Please output the data exactly, without omitting anything.

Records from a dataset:
● ● ● ● ● ● ●
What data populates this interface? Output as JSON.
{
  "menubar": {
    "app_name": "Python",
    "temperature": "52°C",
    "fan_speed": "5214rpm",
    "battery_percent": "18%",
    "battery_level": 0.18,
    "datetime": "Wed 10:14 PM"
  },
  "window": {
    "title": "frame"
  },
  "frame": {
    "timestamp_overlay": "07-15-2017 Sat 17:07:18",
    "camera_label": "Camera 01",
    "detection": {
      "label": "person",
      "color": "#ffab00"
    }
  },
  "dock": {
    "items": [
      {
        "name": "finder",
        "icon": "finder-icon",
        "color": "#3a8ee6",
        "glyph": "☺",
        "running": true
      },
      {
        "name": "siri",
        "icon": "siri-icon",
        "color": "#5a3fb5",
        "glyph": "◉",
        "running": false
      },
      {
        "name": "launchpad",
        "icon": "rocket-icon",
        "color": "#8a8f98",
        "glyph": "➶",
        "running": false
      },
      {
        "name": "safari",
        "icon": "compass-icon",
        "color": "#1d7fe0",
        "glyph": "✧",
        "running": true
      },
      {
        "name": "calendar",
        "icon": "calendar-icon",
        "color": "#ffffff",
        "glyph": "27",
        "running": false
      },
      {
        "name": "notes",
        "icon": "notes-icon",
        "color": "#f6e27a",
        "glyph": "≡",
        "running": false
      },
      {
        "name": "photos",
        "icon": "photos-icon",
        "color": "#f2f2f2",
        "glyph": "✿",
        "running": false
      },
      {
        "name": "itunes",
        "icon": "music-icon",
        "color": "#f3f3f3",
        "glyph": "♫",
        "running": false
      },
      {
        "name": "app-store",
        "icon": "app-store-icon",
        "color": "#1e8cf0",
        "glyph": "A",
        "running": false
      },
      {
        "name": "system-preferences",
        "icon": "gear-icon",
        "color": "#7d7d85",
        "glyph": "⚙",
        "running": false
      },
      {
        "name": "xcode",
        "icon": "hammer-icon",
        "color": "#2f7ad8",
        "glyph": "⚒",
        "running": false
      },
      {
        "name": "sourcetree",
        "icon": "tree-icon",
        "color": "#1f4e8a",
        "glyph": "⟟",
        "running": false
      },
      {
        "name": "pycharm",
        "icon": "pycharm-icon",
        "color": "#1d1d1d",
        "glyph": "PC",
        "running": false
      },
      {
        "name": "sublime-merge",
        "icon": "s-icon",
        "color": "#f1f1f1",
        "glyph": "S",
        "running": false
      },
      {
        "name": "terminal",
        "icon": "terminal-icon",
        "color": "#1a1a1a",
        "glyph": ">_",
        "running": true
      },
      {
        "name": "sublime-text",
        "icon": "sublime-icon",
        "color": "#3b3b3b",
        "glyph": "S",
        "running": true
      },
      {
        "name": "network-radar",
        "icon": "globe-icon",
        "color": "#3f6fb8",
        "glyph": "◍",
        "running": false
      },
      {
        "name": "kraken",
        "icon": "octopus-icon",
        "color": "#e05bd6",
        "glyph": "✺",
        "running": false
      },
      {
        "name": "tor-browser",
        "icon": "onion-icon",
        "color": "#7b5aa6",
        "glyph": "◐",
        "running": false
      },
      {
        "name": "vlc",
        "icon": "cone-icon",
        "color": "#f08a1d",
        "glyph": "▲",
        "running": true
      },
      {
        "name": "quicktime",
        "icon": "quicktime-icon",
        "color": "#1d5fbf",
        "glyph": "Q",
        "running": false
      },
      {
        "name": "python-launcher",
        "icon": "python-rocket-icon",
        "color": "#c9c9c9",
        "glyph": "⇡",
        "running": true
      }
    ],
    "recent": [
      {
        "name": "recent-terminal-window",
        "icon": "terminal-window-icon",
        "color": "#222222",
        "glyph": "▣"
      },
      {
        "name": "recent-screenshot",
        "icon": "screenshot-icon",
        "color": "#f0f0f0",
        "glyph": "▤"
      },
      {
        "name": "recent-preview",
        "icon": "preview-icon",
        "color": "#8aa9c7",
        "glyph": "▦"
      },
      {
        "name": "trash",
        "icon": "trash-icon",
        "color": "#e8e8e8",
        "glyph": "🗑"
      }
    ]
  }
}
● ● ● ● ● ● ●
#### [Exercise result]
What data populates this interface? Output as JSON.
{
  "menubar": {
    "app_name": "Python",
    "temperature": "52°C",
    "fan_speed": "5214rpm",
    "battery_percent": "18%",
    "battery_level": 0.18,
    "datetime": "Wed 10:14 PM"
  },
  "window": {
    "title": "frame"
  },
  "frame": {
    "timestamp_overlay": "07-15-2017 Sat 17:07:18",
    "camera_label": "Camera 01",
    "detection": {
      "label": "person",
      "color": "#ffab00"
    }
  },
  "dock": {
    "items": [
      {
        "name": "finder",
        "icon": "finder-icon",
        "color": "#3a8ee6",
        "glyph": "☺",
        "running": true
      },
      {
        "name": "siri",
        "icon": "siri-icon",
        "color": "#5a3fb5",
        "glyph": "◉",
        "running": false
      },
      {
        "name": "launchpad",
        "icon": "rocket-icon",
        "color": "#8a8f98",
        "glyph": "➶",
        "running": false
      },
      {
        "name": "safari",
        "icon": "compass-icon",
        "color": "#1d7fe0",
        "glyph": "✧",
        "running": true
      },
      {
        "name": "calendar",
        "icon": "calendar-icon",
        "color": "#ffffff",
        "glyph": "27",
        "running": false
      },
      {
        "name": "notes",
        "icon": "notes-icon",
        "color": "#f6e27a",
        "glyph": "≡",
        "running": false
      },
      {
        "name": "photos",
        "icon": "photos-icon",
        "color": "#f2f2f2",
        "glyph": "✿",
        "running": false
      },
      {
        "name": "itunes",
        "icon": "music-icon",
        "color": "#f3f3f3",
        "glyph": "♫",
        "running": false
      },
      {
        "name": "app-store",
        "icon": "app-store-icon",
        "color": "#1e8cf0",
        "glyph": "A",
        "running": false
      },
      {
        "name": "system-preferences",
        "icon": "gear-icon",
        "color": "#7d7d85",
        "glyph": "⚙",
        "running": false
      },
      {
        "name": "xcode",
        "icon": "hammer-icon",
        "color": "#2f7ad8",
        "glyph": "⚒",
        "running": false
      },
      {
        "name": "sourcetree",
        "icon": "tree-icon",
        "color": "#1f4e8a",
        "glyph": "⟟",
        "running": false
      },
      {
        "name": "pycharm",
        "icon": "pycharm-icon",
        "color": "#1d1d1d",
        "glyph": "PC",
        "running": false
      },
      {
        "name": "sublime-merge",
        "icon": "s-icon",
        "color": "#f1f1f1",
        "glyph": "S",
        "running": false
      },
      {
        "name": "terminal",
        "icon": "terminal-icon",
        "color": "#1a1a1a",
        "glyph": ">_",
        "running": true
      },
      {
        "name": "sublime-text",
        "icon": "sublime-icon",
        "color": "#3b3b3b",
        "glyph": "S",
        "running": true
      },
      {
        "name": "network-radar",
        "icon": "globe-icon",
        "color": "#3f6fb8",
        "glyph": "◍",
        "running": false
      },
      {
        "name": "kraken",
        "icon": "octopus-icon",
        "color": "#e05bd6",
        "glyph": "✺",
        "running": false
      },
      {
        "name": "tor-browser",
        "icon": "onion-icon",
        "color": "#7b5aa6",
        "glyph": "◐",
        "running": false
      },
      {
        "name": "vlc",
        "icon": "cone-icon",
        "color": "#f08a1d",
        "glyph": "▲",
        "running": true
      },
      {
        "name": "quicktime",
        "icon": "quicktime-icon",
        "color": "#1d5fbf",
        "glyph": "Q",
        "running": false
      },
      {
        "name": "python-launcher",
        "icon": "python-rocket-icon",
        "color": "#c9c9c9",
        "glyph": "⇡",
        "running": true
      }
    ],
    "recent": [
      {
        "name": "recent-terminal-window",
        "icon": "terminal-window-icon",
        "color": "#222222",
        "glyph": "▣"
      },
      {
        "name": "recent-screenshot",
        "icon": "screenshot-icon",
        "color": "#f0f0f0",
        "glyph": "▤"
      },
      {
        "name": "recent-preview",
        "icon": "preview-icon",
        "color": "#8aa9c7",
        "glyph": "▦"
      },
      {
        "name": "trash",
        "icon": "trash-icon",
        "color": "#e8e8e8",
        "glyph": "🗑"
      }
    ]
  }
}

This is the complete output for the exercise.